WORK INSTRUCTIONS: Quote the listing in full, exactly as given, minus any pictures.

○ ○ ○ ○ ○

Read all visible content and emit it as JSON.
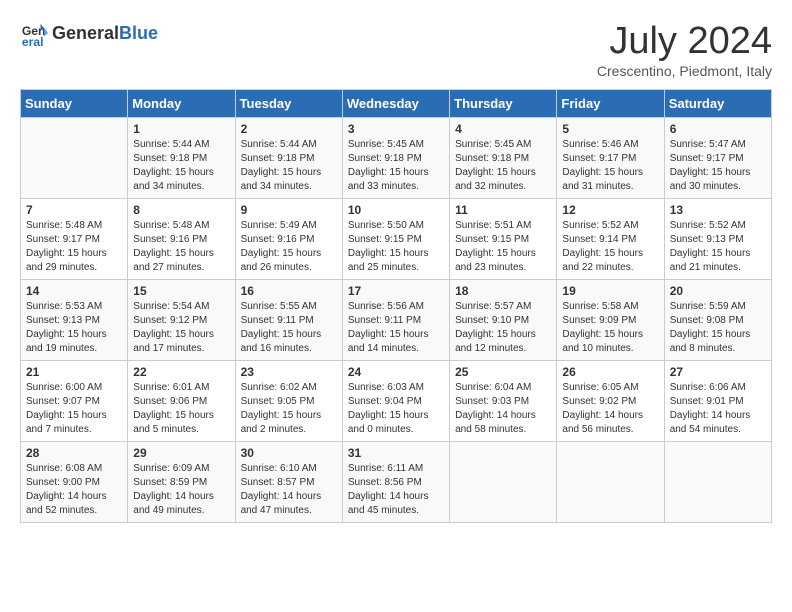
{
  "header": {
    "logo_line1": "General",
    "logo_line2": "Blue",
    "month_year": "July 2024",
    "location": "Crescentino, Piedmont, Italy"
  },
  "days_of_week": [
    "Sunday",
    "Monday",
    "Tuesday",
    "Wednesday",
    "Thursday",
    "Friday",
    "Saturday"
  ],
  "weeks": [
    [
      {
        "day": "",
        "content": ""
      },
      {
        "day": "1",
        "content": "Sunrise: 5:44 AM\nSunset: 9:18 PM\nDaylight: 15 hours\nand 34 minutes."
      },
      {
        "day": "2",
        "content": "Sunrise: 5:44 AM\nSunset: 9:18 PM\nDaylight: 15 hours\nand 34 minutes."
      },
      {
        "day": "3",
        "content": "Sunrise: 5:45 AM\nSunset: 9:18 PM\nDaylight: 15 hours\nand 33 minutes."
      },
      {
        "day": "4",
        "content": "Sunrise: 5:45 AM\nSunset: 9:18 PM\nDaylight: 15 hours\nand 32 minutes."
      },
      {
        "day": "5",
        "content": "Sunrise: 5:46 AM\nSunset: 9:17 PM\nDaylight: 15 hours\nand 31 minutes."
      },
      {
        "day": "6",
        "content": "Sunrise: 5:47 AM\nSunset: 9:17 PM\nDaylight: 15 hours\nand 30 minutes."
      }
    ],
    [
      {
        "day": "7",
        "content": "Sunrise: 5:48 AM\nSunset: 9:17 PM\nDaylight: 15 hours\nand 29 minutes."
      },
      {
        "day": "8",
        "content": "Sunrise: 5:48 AM\nSunset: 9:16 PM\nDaylight: 15 hours\nand 27 minutes."
      },
      {
        "day": "9",
        "content": "Sunrise: 5:49 AM\nSunset: 9:16 PM\nDaylight: 15 hours\nand 26 minutes."
      },
      {
        "day": "10",
        "content": "Sunrise: 5:50 AM\nSunset: 9:15 PM\nDaylight: 15 hours\nand 25 minutes."
      },
      {
        "day": "11",
        "content": "Sunrise: 5:51 AM\nSunset: 9:15 PM\nDaylight: 15 hours\nand 23 minutes."
      },
      {
        "day": "12",
        "content": "Sunrise: 5:52 AM\nSunset: 9:14 PM\nDaylight: 15 hours\nand 22 minutes."
      },
      {
        "day": "13",
        "content": "Sunrise: 5:52 AM\nSunset: 9:13 PM\nDaylight: 15 hours\nand 21 minutes."
      }
    ],
    [
      {
        "day": "14",
        "content": "Sunrise: 5:53 AM\nSunset: 9:13 PM\nDaylight: 15 hours\nand 19 minutes."
      },
      {
        "day": "15",
        "content": "Sunrise: 5:54 AM\nSunset: 9:12 PM\nDaylight: 15 hours\nand 17 minutes."
      },
      {
        "day": "16",
        "content": "Sunrise: 5:55 AM\nSunset: 9:11 PM\nDaylight: 15 hours\nand 16 minutes."
      },
      {
        "day": "17",
        "content": "Sunrise: 5:56 AM\nSunset: 9:11 PM\nDaylight: 15 hours\nand 14 minutes."
      },
      {
        "day": "18",
        "content": "Sunrise: 5:57 AM\nSunset: 9:10 PM\nDaylight: 15 hours\nand 12 minutes."
      },
      {
        "day": "19",
        "content": "Sunrise: 5:58 AM\nSunset: 9:09 PM\nDaylight: 15 hours\nand 10 minutes."
      },
      {
        "day": "20",
        "content": "Sunrise: 5:59 AM\nSunset: 9:08 PM\nDaylight: 15 hours\nand 8 minutes."
      }
    ],
    [
      {
        "day": "21",
        "content": "Sunrise: 6:00 AM\nSunset: 9:07 PM\nDaylight: 15 hours\nand 7 minutes."
      },
      {
        "day": "22",
        "content": "Sunrise: 6:01 AM\nSunset: 9:06 PM\nDaylight: 15 hours\nand 5 minutes."
      },
      {
        "day": "23",
        "content": "Sunrise: 6:02 AM\nSunset: 9:05 PM\nDaylight: 15 hours\nand 2 minutes."
      },
      {
        "day": "24",
        "content": "Sunrise: 6:03 AM\nSunset: 9:04 PM\nDaylight: 15 hours\nand 0 minutes."
      },
      {
        "day": "25",
        "content": "Sunrise: 6:04 AM\nSunset: 9:03 PM\nDaylight: 14 hours\nand 58 minutes."
      },
      {
        "day": "26",
        "content": "Sunrise: 6:05 AM\nSunset: 9:02 PM\nDaylight: 14 hours\nand 56 minutes."
      },
      {
        "day": "27",
        "content": "Sunrise: 6:06 AM\nSunset: 9:01 PM\nDaylight: 14 hours\nand 54 minutes."
      }
    ],
    [
      {
        "day": "28",
        "content": "Sunrise: 6:08 AM\nSunset: 9:00 PM\nDaylight: 14 hours\nand 52 minutes."
      },
      {
        "day": "29",
        "content": "Sunrise: 6:09 AM\nSunset: 8:59 PM\nDaylight: 14 hours\nand 49 minutes."
      },
      {
        "day": "30",
        "content": "Sunrise: 6:10 AM\nSunset: 8:57 PM\nDaylight: 14 hours\nand 47 minutes."
      },
      {
        "day": "31",
        "content": "Sunrise: 6:11 AM\nSunset: 8:56 PM\nDaylight: 14 hours\nand 45 minutes."
      },
      {
        "day": "",
        "content": ""
      },
      {
        "day": "",
        "content": ""
      },
      {
        "day": "",
        "content": ""
      }
    ]
  ]
}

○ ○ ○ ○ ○

SOLUTION FOR THIS PROBLEM:
Read all visible content and emit it as JSON.
{
  "header": {
    "logo_line1": "General",
    "logo_line2": "Blue",
    "month_year": "July 2024",
    "location": "Crescentino, Piedmont, Italy"
  },
  "days_of_week": [
    "Sunday",
    "Monday",
    "Tuesday",
    "Wednesday",
    "Thursday",
    "Friday",
    "Saturday"
  ],
  "weeks": [
    [
      {
        "day": "",
        "content": ""
      },
      {
        "day": "1",
        "content": "Sunrise: 5:44 AM\nSunset: 9:18 PM\nDaylight: 15 hours\nand 34 minutes."
      },
      {
        "day": "2",
        "content": "Sunrise: 5:44 AM\nSunset: 9:18 PM\nDaylight: 15 hours\nand 34 minutes."
      },
      {
        "day": "3",
        "content": "Sunrise: 5:45 AM\nSunset: 9:18 PM\nDaylight: 15 hours\nand 33 minutes."
      },
      {
        "day": "4",
        "content": "Sunrise: 5:45 AM\nSunset: 9:18 PM\nDaylight: 15 hours\nand 32 minutes."
      },
      {
        "day": "5",
        "content": "Sunrise: 5:46 AM\nSunset: 9:17 PM\nDaylight: 15 hours\nand 31 minutes."
      },
      {
        "day": "6",
        "content": "Sunrise: 5:47 AM\nSunset: 9:17 PM\nDaylight: 15 hours\nand 30 minutes."
      }
    ],
    [
      {
        "day": "7",
        "content": "Sunrise: 5:48 AM\nSunset: 9:17 PM\nDaylight: 15 hours\nand 29 minutes."
      },
      {
        "day": "8",
        "content": "Sunrise: 5:48 AM\nSunset: 9:16 PM\nDaylight: 15 hours\nand 27 minutes."
      },
      {
        "day": "9",
        "content": "Sunrise: 5:49 AM\nSunset: 9:16 PM\nDaylight: 15 hours\nand 26 minutes."
      },
      {
        "day": "10",
        "content": "Sunrise: 5:50 AM\nSunset: 9:15 PM\nDaylight: 15 hours\nand 25 minutes."
      },
      {
        "day": "11",
        "content": "Sunrise: 5:51 AM\nSunset: 9:15 PM\nDaylight: 15 hours\nand 23 minutes."
      },
      {
        "day": "12",
        "content": "Sunrise: 5:52 AM\nSunset: 9:14 PM\nDaylight: 15 hours\nand 22 minutes."
      },
      {
        "day": "13",
        "content": "Sunrise: 5:52 AM\nSunset: 9:13 PM\nDaylight: 15 hours\nand 21 minutes."
      }
    ],
    [
      {
        "day": "14",
        "content": "Sunrise: 5:53 AM\nSunset: 9:13 PM\nDaylight: 15 hours\nand 19 minutes."
      },
      {
        "day": "15",
        "content": "Sunrise: 5:54 AM\nSunset: 9:12 PM\nDaylight: 15 hours\nand 17 minutes."
      },
      {
        "day": "16",
        "content": "Sunrise: 5:55 AM\nSunset: 9:11 PM\nDaylight: 15 hours\nand 16 minutes."
      },
      {
        "day": "17",
        "content": "Sunrise: 5:56 AM\nSunset: 9:11 PM\nDaylight: 15 hours\nand 14 minutes."
      },
      {
        "day": "18",
        "content": "Sunrise: 5:57 AM\nSunset: 9:10 PM\nDaylight: 15 hours\nand 12 minutes."
      },
      {
        "day": "19",
        "content": "Sunrise: 5:58 AM\nSunset: 9:09 PM\nDaylight: 15 hours\nand 10 minutes."
      },
      {
        "day": "20",
        "content": "Sunrise: 5:59 AM\nSunset: 9:08 PM\nDaylight: 15 hours\nand 8 minutes."
      }
    ],
    [
      {
        "day": "21",
        "content": "Sunrise: 6:00 AM\nSunset: 9:07 PM\nDaylight: 15 hours\nand 7 minutes."
      },
      {
        "day": "22",
        "content": "Sunrise: 6:01 AM\nSunset: 9:06 PM\nDaylight: 15 hours\nand 5 minutes."
      },
      {
        "day": "23",
        "content": "Sunrise: 6:02 AM\nSunset: 9:05 PM\nDaylight: 15 hours\nand 2 minutes."
      },
      {
        "day": "24",
        "content": "Sunrise: 6:03 AM\nSunset: 9:04 PM\nDaylight: 15 hours\nand 0 minutes."
      },
      {
        "day": "25",
        "content": "Sunrise: 6:04 AM\nSunset: 9:03 PM\nDaylight: 14 hours\nand 58 minutes."
      },
      {
        "day": "26",
        "content": "Sunrise: 6:05 AM\nSunset: 9:02 PM\nDaylight: 14 hours\nand 56 minutes."
      },
      {
        "day": "27",
        "content": "Sunrise: 6:06 AM\nSunset: 9:01 PM\nDaylight: 14 hours\nand 54 minutes."
      }
    ],
    [
      {
        "day": "28",
        "content": "Sunrise: 6:08 AM\nSunset: 9:00 PM\nDaylight: 14 hours\nand 52 minutes."
      },
      {
        "day": "29",
        "content": "Sunrise: 6:09 AM\nSunset: 8:59 PM\nDaylight: 14 hours\nand 49 minutes."
      },
      {
        "day": "30",
        "content": "Sunrise: 6:10 AM\nSunset: 8:57 PM\nDaylight: 14 hours\nand 47 minutes."
      },
      {
        "day": "31",
        "content": "Sunrise: 6:11 AM\nSunset: 8:56 PM\nDaylight: 14 hours\nand 45 minutes."
      },
      {
        "day": "",
        "content": ""
      },
      {
        "day": "",
        "content": ""
      },
      {
        "day": "",
        "content": ""
      }
    ]
  ]
}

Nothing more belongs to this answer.